When I first travelled to New Delhi to watch Australia play cricket in 2013, just leaving my hotel to confront the onslaught of this relentless, illogical city felt like a small victory.
Anyone can contribute to The Roar and have their work featured alongside some of Australia’s most prominent sports journalists.
Hindsight can be a wonderful thing.
Coming into this summer with all aspects of Australian cricket under the microscope, it shaped as a pivotal juncture in Australian sport.
While an honourable 2-1 defeat at the hands of an extremely motivated and highly-skilled Indian team was predicted by many, there remained a hopefulness that despite the absence of Steve Smith and David Warner that because we were at home everything would be okay.
It was not okay.
Australia were taught a Test cricketing lesson in patience, application and skill by Virat Kohli’s side; traits that once were the hallmarks of Australian cricket culture before the infiltration and proliferation of an ugly arrogance and antagonism which culminated in the events in Cape Town in March last year.
But all these things can now be forgotten, as the restoration of the natural order following the demolition of Sri Lanka in Brisbane and Canberra returned Australia back to winning ways.
In this country, winning clouds the memory.
It has been a summer that, following those shameful events back in March, couldn’t come quickly enough for Australian cricket fans.
And now that it has come and gone, it’s one where we’ve learnt much more about Australian cricket, its players, its administrators, its fans and its future.
For starters, the Aussie team are all just really good blokes. Well, at least that’s the image broadcasters Foxtel and Seven have been desperate to restore.
From Tim Paine becoming an off-the-books commentator for Fox Cricket with his stump-mic larrikinism behind the stumps to on-field interviews and players spending hours post-game signing autographs for young fans, this team has become the most transparent international team in years.
And more presentable cricketers keep the sponsors happy. It’s hard to imagine how the likes of Paine, Mitchell Starc, Pat Cummins and Josh Hazlewood could prepare for the heavy workload this summer considering the wealth of promotional work done for Cricket Australia’s major sponsors.
Which leads to the next observation from the summer.
Cricket Australia hasn’t changed too much. Despite the comprehensive cultural reviews and subsequent administrative changes including the resignation of CEO James Sutherland, the thirst for dollars culture at Cricket Australia is yet to show signs of ceasing.
With the new broadcast deal lining their pockets for the foreseeable future, Cricket Australia will reap the considerable financial benefits of the Indian tour which conspicuously omitted a day-night Test match and the opening Test in Brisbane.
A happy India means a healthy cricketing world.
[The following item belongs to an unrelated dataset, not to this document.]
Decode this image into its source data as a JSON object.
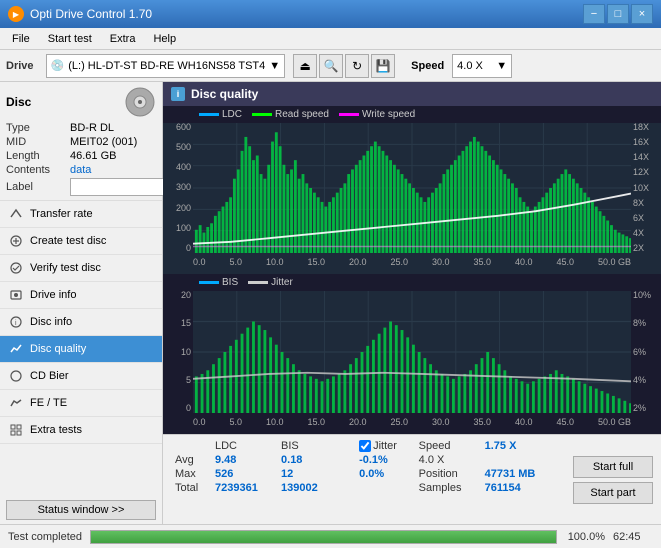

Speaking of cash cows, I believe the Big Bash is still going on? The expansion of the Big Bash League this season from 43 matches last season to 59 this year has been met with an unconvincing response.
While it provides consistent, easy-to-watch entertainment where the viewer requires little understanding of the broader context of the season – similar to American sports such as the NBA for example – and CA’s marketers will speak of the expanding demographic and outreach of the Big Bash into regional areas, the combination of an excess volume of games, declining crowds and perceived drop in quality due to the lack of international and national stars has led to many turning off this summer.
But don’t hold your breath for a shorter edition next summer.
What does require greater recognition is the WBBL. CA’s investment in and promotion of the WBBL must be commended, with the competition growing season on season to the point where the little sister may have thus far trumped the big brother this summer.
Despite the world’s best Twenty20 male players such as AB de Villiers and Jason Roy continuing to excite in the Bangladesh Premier League instead of the Big Bash due to the shorter competition and significantly healthier contracts, New Zealand’s female players forgo their own summer to travel across the ditch to play in the Australian version.
And why not? You’d be hard pressed to find a better finish than that of the Brisbane Heat’s final ball victory over the Sydney Thunder, but hours later that didn’t seem much of a challenge, with Alyssa Healy’s run out off the final delivery to secure a tie and the ensuing super over was nothing short of incredible.
The Heat’s successful last over run chase in the Final was almost a letdown considering the games before.
With the world’s best players available, the sky is the limit for the women’s game.
It could be said that this has been the most intriguing summer of cricket in recent memory. With so many questions and very few answers about the direction of Australian cricket leading into the summer, the debates within cricketing circles throughout the summer about where we head next is healthy for the game.
To quote one of Channel Seven’s most played advertisements from across the summer, we have reached our turning point.
Lessons have been there to be learnt, on and off the field for both players and administrators. As we sign off on another summer down under, we can only hope a few have been listening.